This morning a group of hikers and I spotted a bobcat  walking around in the Tucson Mountains as the sun started to crest over the peaks. It was my first sighting in quite some time. I was ecstatic to see the animal out there walking around and enjoying the cool temperatures we are experiencing. One of the hikers asked if it was a threat to humans or if we should be cautious of him. My short answer to this question is usually “yes, always proceed with caution”. In general however bobcats pose no immediate threat to humans.

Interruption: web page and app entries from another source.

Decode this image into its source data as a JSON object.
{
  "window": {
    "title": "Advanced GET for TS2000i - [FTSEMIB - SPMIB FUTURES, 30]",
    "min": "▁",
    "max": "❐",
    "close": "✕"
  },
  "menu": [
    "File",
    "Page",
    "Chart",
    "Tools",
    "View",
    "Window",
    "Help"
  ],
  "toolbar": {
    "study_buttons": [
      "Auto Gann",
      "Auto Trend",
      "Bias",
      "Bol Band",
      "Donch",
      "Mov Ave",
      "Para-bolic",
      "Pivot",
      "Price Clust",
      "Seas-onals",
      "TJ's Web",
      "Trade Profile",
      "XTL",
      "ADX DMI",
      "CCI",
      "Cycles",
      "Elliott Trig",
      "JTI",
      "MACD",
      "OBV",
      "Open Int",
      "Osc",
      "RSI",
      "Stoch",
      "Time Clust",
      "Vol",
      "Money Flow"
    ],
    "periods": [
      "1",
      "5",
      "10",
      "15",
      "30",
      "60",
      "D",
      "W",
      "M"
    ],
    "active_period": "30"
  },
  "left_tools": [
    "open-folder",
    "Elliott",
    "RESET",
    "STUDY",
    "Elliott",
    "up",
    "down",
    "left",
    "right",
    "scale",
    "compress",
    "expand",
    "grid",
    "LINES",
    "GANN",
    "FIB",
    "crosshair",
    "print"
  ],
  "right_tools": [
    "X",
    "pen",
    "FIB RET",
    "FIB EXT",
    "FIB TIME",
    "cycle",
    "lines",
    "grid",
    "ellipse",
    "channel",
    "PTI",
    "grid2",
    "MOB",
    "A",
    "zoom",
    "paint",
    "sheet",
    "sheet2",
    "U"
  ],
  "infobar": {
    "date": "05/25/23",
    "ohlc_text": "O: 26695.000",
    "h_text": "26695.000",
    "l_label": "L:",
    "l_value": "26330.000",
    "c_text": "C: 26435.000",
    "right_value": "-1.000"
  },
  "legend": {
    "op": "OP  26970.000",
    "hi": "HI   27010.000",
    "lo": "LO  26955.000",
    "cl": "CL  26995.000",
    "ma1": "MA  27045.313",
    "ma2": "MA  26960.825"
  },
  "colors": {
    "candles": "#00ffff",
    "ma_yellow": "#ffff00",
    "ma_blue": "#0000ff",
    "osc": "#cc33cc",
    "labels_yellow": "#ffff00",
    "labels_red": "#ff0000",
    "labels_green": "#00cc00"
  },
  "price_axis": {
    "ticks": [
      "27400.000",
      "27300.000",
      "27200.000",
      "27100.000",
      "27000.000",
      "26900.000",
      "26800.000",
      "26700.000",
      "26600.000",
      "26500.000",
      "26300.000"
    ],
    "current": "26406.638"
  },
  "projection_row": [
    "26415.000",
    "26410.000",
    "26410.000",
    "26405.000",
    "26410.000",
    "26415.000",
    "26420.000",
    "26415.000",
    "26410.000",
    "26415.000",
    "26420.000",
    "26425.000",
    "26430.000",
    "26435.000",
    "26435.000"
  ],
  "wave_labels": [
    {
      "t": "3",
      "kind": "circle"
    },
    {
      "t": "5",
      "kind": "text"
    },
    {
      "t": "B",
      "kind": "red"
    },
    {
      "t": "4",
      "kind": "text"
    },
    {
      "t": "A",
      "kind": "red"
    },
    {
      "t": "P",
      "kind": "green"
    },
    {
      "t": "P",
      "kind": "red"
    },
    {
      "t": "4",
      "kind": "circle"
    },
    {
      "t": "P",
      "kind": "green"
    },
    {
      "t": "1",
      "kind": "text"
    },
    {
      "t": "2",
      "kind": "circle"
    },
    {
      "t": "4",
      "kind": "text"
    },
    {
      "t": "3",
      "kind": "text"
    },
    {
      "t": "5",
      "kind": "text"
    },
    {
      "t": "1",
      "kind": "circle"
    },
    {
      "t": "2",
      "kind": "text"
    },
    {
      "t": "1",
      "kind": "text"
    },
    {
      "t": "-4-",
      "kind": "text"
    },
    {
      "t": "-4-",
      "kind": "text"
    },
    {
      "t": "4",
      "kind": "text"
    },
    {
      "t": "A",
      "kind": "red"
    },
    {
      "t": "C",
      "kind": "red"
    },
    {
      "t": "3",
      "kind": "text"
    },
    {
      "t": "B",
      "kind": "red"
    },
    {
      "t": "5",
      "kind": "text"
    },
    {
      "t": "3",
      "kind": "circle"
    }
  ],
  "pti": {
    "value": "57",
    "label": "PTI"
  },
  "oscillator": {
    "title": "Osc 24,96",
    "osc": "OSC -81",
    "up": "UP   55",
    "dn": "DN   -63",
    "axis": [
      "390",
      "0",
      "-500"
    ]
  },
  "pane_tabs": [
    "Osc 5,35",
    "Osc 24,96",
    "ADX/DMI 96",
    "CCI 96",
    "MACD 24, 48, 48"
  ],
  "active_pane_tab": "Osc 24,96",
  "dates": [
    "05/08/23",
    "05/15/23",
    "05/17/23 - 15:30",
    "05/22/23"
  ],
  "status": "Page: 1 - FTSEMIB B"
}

That became rather apparent to the group as the cat wanted nothing to do with us and nonchalantly went the other direction. Typical of a cat, even wild ones strut around with an air of indifference.

I got to looking up some more information on bobcats. My search brought me to the AZ game and fish webpage. This is a great site with some reliable information about the animal. If you have a moment to check it out  follow the link below.

http://www.azgfd.gov/w_c/urban_bobcat.shtml

As always, happy trekking,

-Mateo

Interested in Anthropods?

Saturday, April 14th, 2012

The Tucson Mountain Park is host to a very interesting institution. The Sonoran Arthropod Studies Institute is dedicated to the preservation, study, and education of hundreds of thousands of creatures. Arthropods are characterized by their exoskeleton, segmented bodies, and jointed limbs. Think scorpions, centipedes, and butterflies. Every forth Saturday the SASI opens it’s doors to the public for a closer look at the critters that abound the desert floor. The institute even houses some other interesting guests like the Madagascar hissing roach. Check out the website, it is very useful and informative. You can always call them directly as well.

More information at www.SASIonline.org or (520) 883-3945

There are some great trails close to that area that would be great for all levels of hikers and mountain biking. Some of my favorites are Brown Mountain and the Ironwood trails. Contact Southwest Trekking to put together a package and bundle the institute visit with a bike ride. It would be a great way to experience the Tucson area.

Happy trekking,

-Mateo